In his National Journal article, Ron Brownstein, in commenting on President Obama’s State of the Union address, wrote this:
Especially striking was how much of it seemed targeted directly at the massive and diverse millennial generation, born between 1981 and 2002. Obama addressed them repeatedly: by insisting that entitlement spending on the old must face some limits to prevent it from crowding out investment in the young; by framing climate change as a generational challenge; by pledging to provide young people with more training and to confront rising college costs; and by closing with a paean to citizenship that reflected their civic impulses. “They are the leading edge of where the country is headed ideologically as well as demographically,” one senior White House aide said.
Brownstein, a master of political data, points out that Obama won re-election by a comfortable margin despite “historically weak numbers among the older and blue-collar whites who traditionally anchored the conservative end of the Democratic coalition.” The president won because of his strong support from what Brownstein calls “the Democrats’ new national coalition” – including, importantly, the millennials.
I don’t doubt that in 2012 Obama won in part by his appeal to younger votes and that he’ll spend his second term trying to lock them in for future elections. But there is a substantive point that needs to be made regarding Obama’s appeal to millennial voters, and it goes something like this: the Democratic Party, because of it’s dogmatic resistance to serious entitlement reform, poses a tremendous risk to the millennial generation.
Here’s why. The refusal by Democrats to reform entitlement programs in general, and Medicare in particular, means that we will continue to take money from poorer younger people to give it to wealthier older people. Consider: the Pew Research Center reported that over the past quarter-century, households headed by older adults have made dramatic gains in economic well-being relative to those headed by younger adults. In 2009, the average net worth of households headed by adults aged 65 and older was a record 47 times that of households headed by adults under the age of 35. In 1984, the ratio was 10-to-1. What explains this phenomenon? In part it’s because both Social Security and Medicare are open to virtually all American 65 and older, the programs are not means-tested, and their benefits are accruing to a demographic that is growing both in size and in wealth.

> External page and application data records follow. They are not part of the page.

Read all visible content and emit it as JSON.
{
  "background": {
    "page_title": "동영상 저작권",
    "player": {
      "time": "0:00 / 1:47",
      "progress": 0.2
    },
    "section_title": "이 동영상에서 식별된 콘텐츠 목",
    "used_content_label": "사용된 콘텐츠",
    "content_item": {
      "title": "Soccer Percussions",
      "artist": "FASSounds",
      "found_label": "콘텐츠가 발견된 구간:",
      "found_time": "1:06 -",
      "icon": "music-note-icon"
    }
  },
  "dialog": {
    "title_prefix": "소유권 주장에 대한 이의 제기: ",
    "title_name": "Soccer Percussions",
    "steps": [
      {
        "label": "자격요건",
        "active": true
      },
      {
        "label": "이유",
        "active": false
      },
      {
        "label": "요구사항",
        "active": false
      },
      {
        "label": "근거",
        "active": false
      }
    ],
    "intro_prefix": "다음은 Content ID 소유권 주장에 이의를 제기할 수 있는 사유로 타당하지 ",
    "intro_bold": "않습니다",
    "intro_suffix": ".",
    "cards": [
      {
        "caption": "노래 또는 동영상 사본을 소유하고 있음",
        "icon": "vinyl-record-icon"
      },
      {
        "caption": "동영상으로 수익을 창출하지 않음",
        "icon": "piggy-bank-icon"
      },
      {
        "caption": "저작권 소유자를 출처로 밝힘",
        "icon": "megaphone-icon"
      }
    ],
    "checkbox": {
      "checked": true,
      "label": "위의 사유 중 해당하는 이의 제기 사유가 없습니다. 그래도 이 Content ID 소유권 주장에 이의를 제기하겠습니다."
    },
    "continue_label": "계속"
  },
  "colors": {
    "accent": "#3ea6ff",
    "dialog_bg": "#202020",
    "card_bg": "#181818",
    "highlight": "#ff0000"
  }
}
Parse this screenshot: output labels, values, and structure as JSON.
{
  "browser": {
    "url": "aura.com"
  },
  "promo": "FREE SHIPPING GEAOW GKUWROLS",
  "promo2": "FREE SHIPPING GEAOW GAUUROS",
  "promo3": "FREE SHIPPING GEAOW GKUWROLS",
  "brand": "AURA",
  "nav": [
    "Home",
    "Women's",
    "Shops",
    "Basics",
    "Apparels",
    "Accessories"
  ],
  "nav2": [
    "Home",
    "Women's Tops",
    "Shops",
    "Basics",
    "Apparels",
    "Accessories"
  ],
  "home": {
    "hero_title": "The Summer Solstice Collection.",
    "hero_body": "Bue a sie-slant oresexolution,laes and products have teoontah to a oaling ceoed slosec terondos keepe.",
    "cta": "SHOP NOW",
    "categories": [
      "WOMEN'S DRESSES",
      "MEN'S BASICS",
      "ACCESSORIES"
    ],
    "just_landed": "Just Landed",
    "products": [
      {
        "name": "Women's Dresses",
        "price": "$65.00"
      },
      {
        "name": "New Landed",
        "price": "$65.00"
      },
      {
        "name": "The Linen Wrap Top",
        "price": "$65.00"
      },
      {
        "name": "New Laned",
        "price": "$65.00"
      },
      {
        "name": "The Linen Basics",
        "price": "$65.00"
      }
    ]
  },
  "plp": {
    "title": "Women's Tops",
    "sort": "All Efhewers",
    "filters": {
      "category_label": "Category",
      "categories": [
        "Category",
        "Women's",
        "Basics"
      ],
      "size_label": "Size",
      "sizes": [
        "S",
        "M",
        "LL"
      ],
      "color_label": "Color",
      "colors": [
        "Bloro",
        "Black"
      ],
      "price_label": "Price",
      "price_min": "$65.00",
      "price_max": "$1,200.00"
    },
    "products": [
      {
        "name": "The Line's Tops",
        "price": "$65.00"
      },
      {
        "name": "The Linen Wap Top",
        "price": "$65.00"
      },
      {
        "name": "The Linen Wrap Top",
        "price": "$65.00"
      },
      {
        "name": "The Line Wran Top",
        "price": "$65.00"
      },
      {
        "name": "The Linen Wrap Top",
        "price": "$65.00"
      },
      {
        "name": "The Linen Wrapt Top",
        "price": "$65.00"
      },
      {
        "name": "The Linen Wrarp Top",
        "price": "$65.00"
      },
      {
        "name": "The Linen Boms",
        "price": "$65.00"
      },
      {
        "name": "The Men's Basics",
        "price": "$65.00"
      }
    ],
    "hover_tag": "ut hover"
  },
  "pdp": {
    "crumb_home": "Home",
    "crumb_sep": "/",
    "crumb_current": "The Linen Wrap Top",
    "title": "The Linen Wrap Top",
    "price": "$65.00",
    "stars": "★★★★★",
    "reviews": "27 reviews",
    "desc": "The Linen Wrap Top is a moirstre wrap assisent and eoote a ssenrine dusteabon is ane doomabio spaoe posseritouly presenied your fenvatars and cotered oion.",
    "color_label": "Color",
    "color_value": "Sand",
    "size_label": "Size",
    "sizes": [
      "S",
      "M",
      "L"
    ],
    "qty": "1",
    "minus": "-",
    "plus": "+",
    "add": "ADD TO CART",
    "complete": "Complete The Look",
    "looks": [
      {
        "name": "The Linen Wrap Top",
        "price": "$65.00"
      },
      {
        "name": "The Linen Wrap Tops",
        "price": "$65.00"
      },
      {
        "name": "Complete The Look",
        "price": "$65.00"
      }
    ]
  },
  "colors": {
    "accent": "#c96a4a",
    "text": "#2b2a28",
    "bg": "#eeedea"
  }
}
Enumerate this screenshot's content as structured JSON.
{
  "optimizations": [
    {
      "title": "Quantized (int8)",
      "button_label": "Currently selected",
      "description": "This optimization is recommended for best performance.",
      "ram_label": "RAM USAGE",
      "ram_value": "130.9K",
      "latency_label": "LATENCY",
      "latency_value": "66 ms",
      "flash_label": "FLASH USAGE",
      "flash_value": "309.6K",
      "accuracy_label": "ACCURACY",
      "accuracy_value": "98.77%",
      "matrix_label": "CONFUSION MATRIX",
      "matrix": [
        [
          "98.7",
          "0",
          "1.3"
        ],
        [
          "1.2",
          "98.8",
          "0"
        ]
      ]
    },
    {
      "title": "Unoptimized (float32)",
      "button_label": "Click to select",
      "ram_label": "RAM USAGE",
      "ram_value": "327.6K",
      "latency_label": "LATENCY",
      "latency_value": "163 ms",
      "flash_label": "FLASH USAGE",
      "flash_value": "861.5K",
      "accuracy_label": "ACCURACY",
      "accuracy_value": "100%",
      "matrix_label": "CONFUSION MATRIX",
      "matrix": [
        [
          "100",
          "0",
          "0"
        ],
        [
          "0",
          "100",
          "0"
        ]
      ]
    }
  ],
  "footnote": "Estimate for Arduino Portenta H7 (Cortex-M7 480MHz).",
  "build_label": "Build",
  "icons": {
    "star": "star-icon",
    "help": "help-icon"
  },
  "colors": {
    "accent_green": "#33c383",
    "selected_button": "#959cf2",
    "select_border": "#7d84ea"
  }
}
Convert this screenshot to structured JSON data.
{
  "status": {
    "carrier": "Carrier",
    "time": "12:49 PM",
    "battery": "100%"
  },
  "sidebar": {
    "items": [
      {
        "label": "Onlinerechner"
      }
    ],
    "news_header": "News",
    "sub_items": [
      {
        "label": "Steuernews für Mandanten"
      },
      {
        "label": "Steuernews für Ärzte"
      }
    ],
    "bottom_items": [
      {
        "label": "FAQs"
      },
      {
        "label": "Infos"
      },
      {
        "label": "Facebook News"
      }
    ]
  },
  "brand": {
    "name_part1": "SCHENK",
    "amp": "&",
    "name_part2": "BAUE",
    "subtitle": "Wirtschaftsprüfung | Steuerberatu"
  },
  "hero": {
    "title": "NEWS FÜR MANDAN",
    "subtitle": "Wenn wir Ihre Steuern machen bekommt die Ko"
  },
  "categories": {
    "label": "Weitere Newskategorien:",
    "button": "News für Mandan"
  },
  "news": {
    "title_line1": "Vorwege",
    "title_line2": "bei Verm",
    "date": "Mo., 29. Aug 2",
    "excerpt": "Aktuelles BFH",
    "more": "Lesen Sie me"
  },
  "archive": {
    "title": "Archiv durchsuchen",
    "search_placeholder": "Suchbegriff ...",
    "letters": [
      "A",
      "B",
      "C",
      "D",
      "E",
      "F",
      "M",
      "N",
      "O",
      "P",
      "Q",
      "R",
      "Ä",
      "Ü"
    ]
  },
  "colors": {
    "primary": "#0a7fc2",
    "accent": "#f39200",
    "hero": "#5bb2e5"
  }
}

Moreover, if no structural changes to Medicare are made, we will face a debt crisis that will harm the millennial generation above all. They will not have anything like the benefits the older generation has enjoyed. On top of that, our fiscal imbalance is getting worse, not better. The most recent CBO report, for example, predicts the 10-year cumulative deficit is forecast at nearly $7 trillion. This is both generational theft and a factor in our anemic economic growth and job creation, with the younger generation bearing the brunt of it. (The unemployment rate for the millennial generation is over 13 percent, significantly higher than the overall unemployment rate.) As a friend of mine put it, “The millennials are getting by far the worst deal out of Obama and they will suffer the consequences for the rest of their lives; while people over 55 are getting the best deal.”
The challenge the GOP faces, and the opportunity it has, is to explain to younger voters why conservatism is in their best interest; to cut through the Obama cant and demagoguery and obfuscations and explain – in a calm, persuasive, and empirically-grounded manner – why reforming the liberal welfare state is an urgent task, and for the millennial generation more than others.